Vintage Style Knobs Give Interior Doors A Classic and Traditional Look
It has long been known that multifaceted glass and crystal doorknobs were once standard issue with every new home. These wonderful glass door knobs had mirrored star-burst centers and came in several shapes and sizes. That was nearly 75 years ago - back in the days of the metal shortages of The Great War (World War I) and World War II.
Today, people seek out these classic door knobs - mining them like Gold in salvage yards, flea markets and antique stores like diamonds at salvage yards and flea markets. Unlike the cheaply made "builder's special" models now sold at the corner hardware stores and bulk stores online, these World War II era glass knobs were made to last and had solid brass shanks. The lofty craftsmanship and attention to detail and the adaptability to work with most modern lock sets have earned them preferential status among owners of old and new houses alike.
Glass and Crystal doorknobs date back to 1800s when the process for pressing molten glass into pneumatic cast iron press molds was invented. These press molds were used to make all kinds of glass items from dishware to vases but using them to make glass and crystal door knobs didn't find wide usage until there was a metal shortage ... after the United States entered World War I. All of the metal cast doorknobs had dominated the hardware market since the beginning of the Victorian era were now in short supply. The metal used to make these doorknobs was needed for tanks, airplanes, boats and ammunition.
Crystal and glass door knobs are made from sand - and sand was never in short supply. By the roaring 20s the largest hardware makers such as Yale & Towne Manufacturing Co. and others were mass-producing door knobs from sand.
Since that time, most of the glass knobs were a fluted style knob - featuring six, eight or twelve facets around the edges. This type of fluted knob had a mirrored center where you could look inside the knob and see the star-shaped design. Occasionally, the manufacturers would make these glass knobs in various colors. This was done by doping the molten silicon glass with various minerals. For example, a dark blue knob could be made by adding the element Cobalt to the molten glass. Adding real Gold would create a Ruby colored glass knob. Vaseline glass was made by adding trace amounts of Uranium Oxide - a process which has been ceased today due to the rarity and value of Uranium Oxide.
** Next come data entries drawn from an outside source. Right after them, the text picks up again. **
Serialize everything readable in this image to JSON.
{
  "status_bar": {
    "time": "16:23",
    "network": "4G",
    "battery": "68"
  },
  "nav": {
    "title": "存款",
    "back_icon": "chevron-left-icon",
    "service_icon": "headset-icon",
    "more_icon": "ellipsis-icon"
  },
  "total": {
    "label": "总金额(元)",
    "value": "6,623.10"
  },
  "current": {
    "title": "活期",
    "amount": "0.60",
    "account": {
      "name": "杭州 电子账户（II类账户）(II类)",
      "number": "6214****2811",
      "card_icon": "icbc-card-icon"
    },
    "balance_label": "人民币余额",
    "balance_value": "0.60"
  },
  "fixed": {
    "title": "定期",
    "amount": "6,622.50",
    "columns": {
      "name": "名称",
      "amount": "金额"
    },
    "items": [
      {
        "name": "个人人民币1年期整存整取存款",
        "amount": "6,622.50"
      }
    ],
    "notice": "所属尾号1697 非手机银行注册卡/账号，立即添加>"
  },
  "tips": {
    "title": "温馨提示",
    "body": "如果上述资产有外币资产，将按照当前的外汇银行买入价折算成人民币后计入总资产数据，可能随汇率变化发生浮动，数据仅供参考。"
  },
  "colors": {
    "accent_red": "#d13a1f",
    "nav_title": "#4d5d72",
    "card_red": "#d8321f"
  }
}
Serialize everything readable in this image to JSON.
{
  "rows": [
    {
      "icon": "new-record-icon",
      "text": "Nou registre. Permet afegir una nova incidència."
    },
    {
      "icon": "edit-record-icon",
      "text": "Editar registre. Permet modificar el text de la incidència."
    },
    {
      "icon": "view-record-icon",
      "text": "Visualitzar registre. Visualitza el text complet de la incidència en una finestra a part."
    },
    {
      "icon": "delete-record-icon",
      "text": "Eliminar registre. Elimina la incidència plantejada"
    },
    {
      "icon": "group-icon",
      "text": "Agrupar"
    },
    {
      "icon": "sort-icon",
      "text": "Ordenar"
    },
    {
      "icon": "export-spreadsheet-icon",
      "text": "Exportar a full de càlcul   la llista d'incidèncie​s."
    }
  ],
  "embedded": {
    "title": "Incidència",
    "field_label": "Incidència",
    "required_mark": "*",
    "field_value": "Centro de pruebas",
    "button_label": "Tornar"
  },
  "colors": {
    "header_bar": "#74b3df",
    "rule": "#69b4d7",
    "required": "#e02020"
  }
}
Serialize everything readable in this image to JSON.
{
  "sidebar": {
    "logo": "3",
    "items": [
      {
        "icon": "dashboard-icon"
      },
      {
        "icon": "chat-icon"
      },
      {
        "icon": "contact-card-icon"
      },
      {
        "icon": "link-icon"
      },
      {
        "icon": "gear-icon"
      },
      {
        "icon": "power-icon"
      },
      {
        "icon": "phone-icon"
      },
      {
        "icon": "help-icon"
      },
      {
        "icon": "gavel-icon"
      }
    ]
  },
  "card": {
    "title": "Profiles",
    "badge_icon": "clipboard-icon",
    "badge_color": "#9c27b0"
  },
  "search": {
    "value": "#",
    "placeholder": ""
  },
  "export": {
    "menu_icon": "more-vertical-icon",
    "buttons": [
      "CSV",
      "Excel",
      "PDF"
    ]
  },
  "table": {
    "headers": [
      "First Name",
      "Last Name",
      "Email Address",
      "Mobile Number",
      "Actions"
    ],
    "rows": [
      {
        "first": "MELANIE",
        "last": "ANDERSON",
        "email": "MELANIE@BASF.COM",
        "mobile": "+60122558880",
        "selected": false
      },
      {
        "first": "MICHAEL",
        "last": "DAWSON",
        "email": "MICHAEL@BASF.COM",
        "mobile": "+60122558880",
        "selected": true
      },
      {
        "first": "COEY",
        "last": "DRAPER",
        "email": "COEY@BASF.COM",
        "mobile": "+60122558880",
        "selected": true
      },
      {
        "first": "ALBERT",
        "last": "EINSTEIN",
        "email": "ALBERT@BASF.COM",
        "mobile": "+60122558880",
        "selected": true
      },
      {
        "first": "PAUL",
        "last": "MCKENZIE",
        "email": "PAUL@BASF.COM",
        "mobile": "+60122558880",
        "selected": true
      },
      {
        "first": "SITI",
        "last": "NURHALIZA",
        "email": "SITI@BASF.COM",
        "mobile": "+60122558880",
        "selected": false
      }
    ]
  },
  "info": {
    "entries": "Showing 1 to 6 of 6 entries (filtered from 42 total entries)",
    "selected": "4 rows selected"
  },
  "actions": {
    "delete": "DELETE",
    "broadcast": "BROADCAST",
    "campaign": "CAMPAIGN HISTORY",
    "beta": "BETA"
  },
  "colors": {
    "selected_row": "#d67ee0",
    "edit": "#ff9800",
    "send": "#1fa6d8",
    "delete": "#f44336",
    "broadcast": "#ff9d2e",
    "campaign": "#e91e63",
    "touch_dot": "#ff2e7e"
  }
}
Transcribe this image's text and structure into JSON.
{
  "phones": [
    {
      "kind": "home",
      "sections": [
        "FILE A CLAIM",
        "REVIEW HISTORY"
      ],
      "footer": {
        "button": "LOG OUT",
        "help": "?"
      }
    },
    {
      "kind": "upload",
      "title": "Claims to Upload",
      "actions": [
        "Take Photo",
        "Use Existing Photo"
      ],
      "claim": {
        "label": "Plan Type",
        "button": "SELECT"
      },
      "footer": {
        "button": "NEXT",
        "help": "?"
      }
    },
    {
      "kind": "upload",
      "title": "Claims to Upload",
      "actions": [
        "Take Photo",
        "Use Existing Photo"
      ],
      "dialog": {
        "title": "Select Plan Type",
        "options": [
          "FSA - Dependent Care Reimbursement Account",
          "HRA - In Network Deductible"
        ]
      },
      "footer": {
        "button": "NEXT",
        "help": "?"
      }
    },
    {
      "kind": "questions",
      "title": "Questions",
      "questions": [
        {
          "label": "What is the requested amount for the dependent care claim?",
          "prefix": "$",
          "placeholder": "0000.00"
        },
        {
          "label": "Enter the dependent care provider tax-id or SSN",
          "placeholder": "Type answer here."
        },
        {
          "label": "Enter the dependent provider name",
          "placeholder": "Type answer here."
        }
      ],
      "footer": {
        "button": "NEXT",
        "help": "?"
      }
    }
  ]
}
As these glass doorknobs grew in popularity, companies introduced different shapes. Another popular shape was the Octagon, Oval and Ball shaped glass knobs. These shapes worked well into the Art Deco era hardware and have continued on even today. The use of these glass and crystal door knobs continued to be used, although the metal back plates changed greatly over time.
Where to Buy Glass Door Knobs ...
Today, salvaged glass doorknobs are easier to find online and you can almost always find them at antique stores and flea markets. However, there are some important considerations to have in mind before making a purchase. Not all parts fit together easily - and different manufacturers used different parts, threading.
If you are looking to replace a home full of door knobs, your best bet might be seeking out an online retailer such as www.AntiqueHardwareSupply.com - they have thousands of styles of glass and crystal door knob sets - made in the antique traditional means with high quality parts. Manufactures such as Copper Mountain Hardware and Emtek have fantastic antique and vintage style knob sets that fit any modern door.
For pairs of knobs, you'll want to measure the door's thickness and compare it with the span between the knobs to ensure a snug fit. A standard door has a thickness of 1 3/8 inches (nearly spot on to 1 1/2 inches). There are some thicker doors out there at 1 3/4 inches and these can be accommodated with a longer screw set.
Prices for vintage and antique style glass knobs vary widely, depending on the size, style and back plate chosen. For the most part, you can find complete sets on places such as AntiqueHardwareSupply.com for as little as $50.00. More exotic sets can set you back upwards of $150.00 per set. I would suggest taking a good look at the sets available - and see what strikes your fancy!